• _Entries from a dataset of interfaces_
[Start of Attachment]

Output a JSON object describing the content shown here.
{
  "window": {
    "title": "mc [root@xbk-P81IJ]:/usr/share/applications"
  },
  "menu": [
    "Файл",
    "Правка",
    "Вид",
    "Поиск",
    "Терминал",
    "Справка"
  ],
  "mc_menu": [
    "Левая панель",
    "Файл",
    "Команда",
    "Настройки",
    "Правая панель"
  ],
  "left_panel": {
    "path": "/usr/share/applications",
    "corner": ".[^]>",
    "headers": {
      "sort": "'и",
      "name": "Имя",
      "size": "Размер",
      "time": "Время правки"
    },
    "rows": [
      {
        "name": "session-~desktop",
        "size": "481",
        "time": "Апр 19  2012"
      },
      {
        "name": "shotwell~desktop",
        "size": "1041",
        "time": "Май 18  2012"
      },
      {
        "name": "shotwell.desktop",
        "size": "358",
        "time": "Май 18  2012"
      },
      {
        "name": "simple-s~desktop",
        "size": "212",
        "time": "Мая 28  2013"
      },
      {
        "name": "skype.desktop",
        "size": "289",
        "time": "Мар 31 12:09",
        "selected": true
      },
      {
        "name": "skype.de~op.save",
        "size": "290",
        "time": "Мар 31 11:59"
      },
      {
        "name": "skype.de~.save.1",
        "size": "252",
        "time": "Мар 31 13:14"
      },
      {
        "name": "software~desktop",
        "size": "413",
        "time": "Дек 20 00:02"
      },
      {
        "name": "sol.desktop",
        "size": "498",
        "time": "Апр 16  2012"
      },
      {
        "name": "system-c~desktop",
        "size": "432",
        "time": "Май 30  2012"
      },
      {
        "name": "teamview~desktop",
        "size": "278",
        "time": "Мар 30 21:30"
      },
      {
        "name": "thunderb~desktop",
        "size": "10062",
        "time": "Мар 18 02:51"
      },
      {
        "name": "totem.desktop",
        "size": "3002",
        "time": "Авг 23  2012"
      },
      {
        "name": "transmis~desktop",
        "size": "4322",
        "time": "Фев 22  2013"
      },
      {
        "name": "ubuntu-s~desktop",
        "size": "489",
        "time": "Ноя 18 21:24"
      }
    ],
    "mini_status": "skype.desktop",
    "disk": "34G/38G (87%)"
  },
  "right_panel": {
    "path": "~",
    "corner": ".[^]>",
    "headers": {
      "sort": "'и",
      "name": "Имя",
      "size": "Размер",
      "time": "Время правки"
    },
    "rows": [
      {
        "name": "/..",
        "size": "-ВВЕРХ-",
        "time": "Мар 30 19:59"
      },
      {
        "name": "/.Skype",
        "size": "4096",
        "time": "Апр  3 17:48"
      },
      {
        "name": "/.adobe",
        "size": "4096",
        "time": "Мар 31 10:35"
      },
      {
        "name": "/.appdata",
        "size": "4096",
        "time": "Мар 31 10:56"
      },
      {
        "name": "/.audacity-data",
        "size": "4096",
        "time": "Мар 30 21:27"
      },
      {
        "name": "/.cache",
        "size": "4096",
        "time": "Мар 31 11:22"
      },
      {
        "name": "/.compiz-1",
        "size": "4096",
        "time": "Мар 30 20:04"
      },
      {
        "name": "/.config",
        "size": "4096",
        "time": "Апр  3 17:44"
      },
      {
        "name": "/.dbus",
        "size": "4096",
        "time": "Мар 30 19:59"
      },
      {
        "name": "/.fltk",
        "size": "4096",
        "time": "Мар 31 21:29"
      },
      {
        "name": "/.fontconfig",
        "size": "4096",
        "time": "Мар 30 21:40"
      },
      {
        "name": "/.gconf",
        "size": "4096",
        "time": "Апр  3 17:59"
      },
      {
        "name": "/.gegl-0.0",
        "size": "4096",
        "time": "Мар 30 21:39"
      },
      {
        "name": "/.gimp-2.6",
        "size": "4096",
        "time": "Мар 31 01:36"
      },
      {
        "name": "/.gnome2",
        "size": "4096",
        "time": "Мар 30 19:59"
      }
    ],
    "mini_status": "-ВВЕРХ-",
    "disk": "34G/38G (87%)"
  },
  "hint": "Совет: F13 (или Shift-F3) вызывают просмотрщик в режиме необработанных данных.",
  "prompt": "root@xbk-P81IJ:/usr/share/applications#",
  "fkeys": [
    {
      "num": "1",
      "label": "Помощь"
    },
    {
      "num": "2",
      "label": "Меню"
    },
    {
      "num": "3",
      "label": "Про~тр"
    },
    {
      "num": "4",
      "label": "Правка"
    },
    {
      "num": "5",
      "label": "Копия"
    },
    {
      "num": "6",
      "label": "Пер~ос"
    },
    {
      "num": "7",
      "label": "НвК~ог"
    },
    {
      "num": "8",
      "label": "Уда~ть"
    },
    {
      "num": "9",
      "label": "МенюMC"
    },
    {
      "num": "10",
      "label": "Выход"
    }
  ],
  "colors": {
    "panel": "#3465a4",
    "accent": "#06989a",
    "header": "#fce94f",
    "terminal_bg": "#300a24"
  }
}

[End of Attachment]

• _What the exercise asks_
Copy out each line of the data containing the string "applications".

• _Answer below_
    "title": "mc [root@xbk-P81IJ]:/usr/share/applications"
    "path": "/usr/share/applications",
  "prompt": "root@xbk-P81IJ:/usr/share/applications#",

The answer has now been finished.